There was also great speculation surrounding Mannkind Corporation and its Technosphere inhaled insulin candidate, currently in Phase 3. Mannkind is currently going it alone, and filed with the Securities and Exchange Commission in November to raise up to $500 million in a public offering to fund the development of Technosphere. The speculation at the time of the Exubera announcement centered on which major pharmaceutical companies might partner with Mannkind, which is viewed as a necessary step given the development expense, manufacturing investment, and sales and marketing build-up necessary to launch the product. The industry buzz suggested that there would be a lot of competition to partner on Technosphere, which has reportedly achieved good clinical results thus far.What seemed to be lacking in the coverage of Exubera's withdrawal was an examination of what the market was telling the industry: was the problem related to Exubera being the first generation of a novel concept and Pfizer's clumsiness in launching it? Or was it because inhaled insulin is a solution looking for a problem?

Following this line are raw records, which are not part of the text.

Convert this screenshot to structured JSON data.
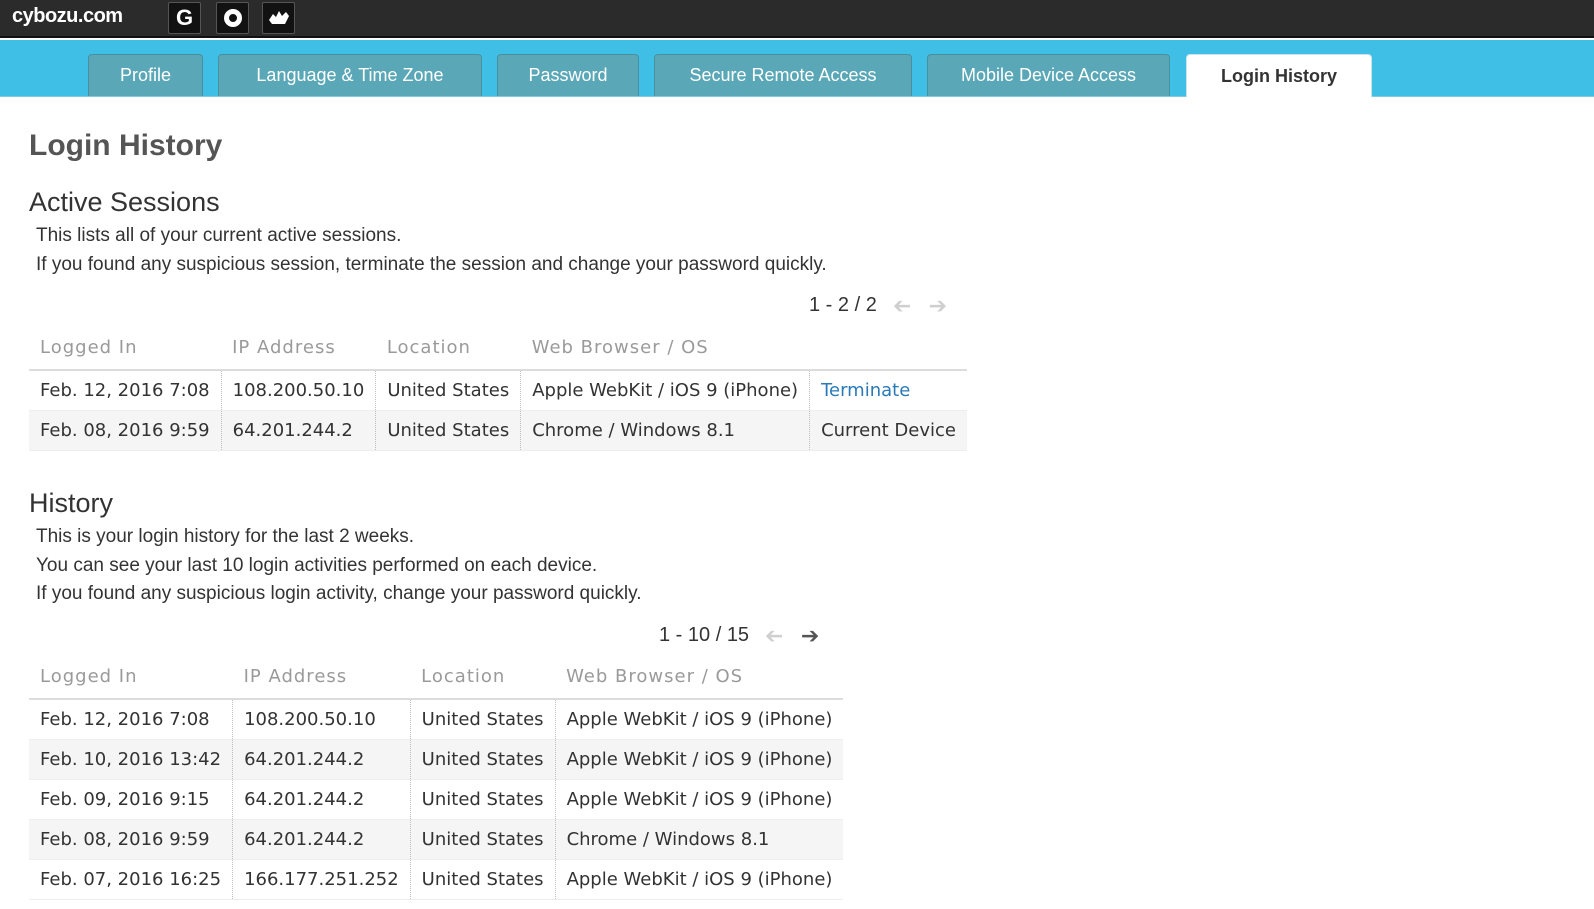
{
  "app": {
    "brand": "cybozu.com"
  },
  "apps": [
    {
      "label": "G"
    },
    {
      "label": ""
    },
    {
      "label": ""
    }
  ],
  "tabs": [
    {
      "label": "Profile"
    },
    {
      "label": "Language & Time Zone"
    },
    {
      "label": "Password"
    },
    {
      "label": "Secure Remote Access"
    },
    {
      "label": "Mobile Device Access"
    },
    {
      "label": "Login History"
    }
  ],
  "page": {
    "title": "Login History"
  },
  "active_sessions": {
    "title": "Active Sessions",
    "desc": [
      "This lists all of your current active sessions.",
      "If you found any suspicious session, terminate the session and change your password quickly."
    ],
    "pager": "1 - 2 / 2",
    "columns": [
      "Logged In",
      "IP Address",
      "Location",
      "Web Browser / OS",
      ""
    ],
    "rows": [
      [
        "Feb. 12, 2016 7:08",
        "108.200.50.10",
        "United States",
        "Apple WebKit / iOS 9 (iPhone)",
        "Terminate"
      ],
      [
        "Feb. 08, 2016 9:59",
        "64.201.244.2",
        "United States",
        "Chrome / Windows 8.1",
        "Current Device"
      ]
    ]
  },
  "history": {
    "title": "History",
    "desc": [
      "This is your login history for the last 2 weeks.",
      "You can see your last 10 login activities performed on each device.",
      "If you found any suspicious login activity, change your password quickly."
    ],
    "pager": "1 - 10 / 15",
    "columns": [
      "Logged In",
      "IP Address",
      "Location",
      "Web Browser / OS"
    ],
    "rows": [
      [
        "Feb. 12, 2016 7:08",
        "108.200.50.10",
        "United States",
        "Apple WebKit / iOS 9 (iPhone)"
      ],
      [
        "Feb. 10, 2016 13:42",
        "64.201.244.2",
        "United States",
        "Apple WebKit / iOS 9 (iPhone)"
      ],
      [
        "Feb. 09, 2016 9:15",
        "64.201.244.2",
        "United States",
        "Apple WebKit / iOS 9 (iPhone)"
      ],
      [
        "Feb. 08, 2016 9:59",
        "64.201.244.2",
        "United States",
        "Chrome / Windows 8.1"
      ],
      [
        "Feb. 07, 2016 16:25",
        "166.177.251.252",
        "United States",
        "Apple WebKit / iOS 9 (iPhone)"
      ]
    ]
  }
}
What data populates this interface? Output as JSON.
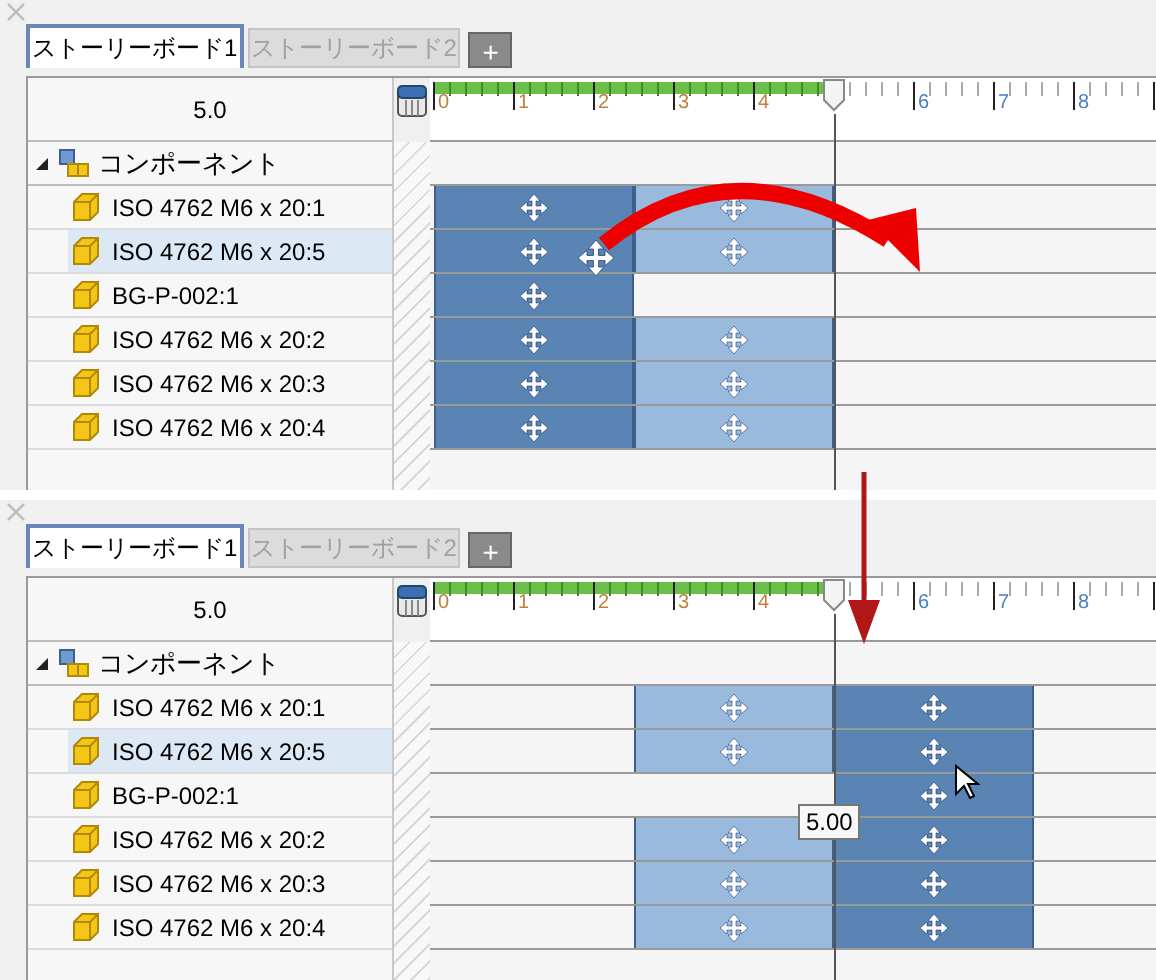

There is good reason to examine the latter hypothesis more closely. After all, the biopharmaceutical industry by its nature tends to be driven more by what science and technology make possible, more than market considerations. This is especially so in the current environment, where truly novel drugs are proving increasingly difficult to bring to market and new delivery mechanisms are looked upon as a possible source of salvation. Yet, in the insulin market, competition between Lilly and Novo Nordisk has already led to major innovations that simplify patient compliance, including pen injector devices with small needles and implanted insulin pumps. Further, as the incidence of diabetes spreads and insurers face the costs of covering more patients, it could be tough for higher price therapies to get reimbursed unless they have substantially better patient compliance and efficacy.
What does all this have to do with outsourcing? Plenty. Contract manufacturers in particular take on big risks when they contract to provide commercial supply of active ingredients (APIs) or drug product for a drug candidate that is in Phase 2 or Phase 3. The agreement requires them to reserve capacity two to five years into the future and maybe even to invest in new manufacturing capacity to meet projected demand. Take-or-pay provisions may limit some of the downside if the product fails in clinical trials or doesn't meet sales projections, but the contract manufacturing organization (CMO) still faces significant risk of lost revenues and profits.
In such a risky environment, exhaustive due diligence on the client's prospects for clinical and commercial success would seem to be called for, but the hype surrounding a new drug candidate can make that difficult, especially in the biopharmaceutical world. The biopharmaceutical industry's focus on technology and deal-making can envelope a new candidate and obscure or overwhelm the scientific and market realities that it faces. A candidate can be considered a sure thing while still in clinical trials and facing multiple competitors already on the market. In the case of Exubera, component suppliers Bespak and West Pharmaceutical Services appeared blind-sided by the Pfizer's decision to pull the product, even though there was plenty of evidence that the market was not accepting it.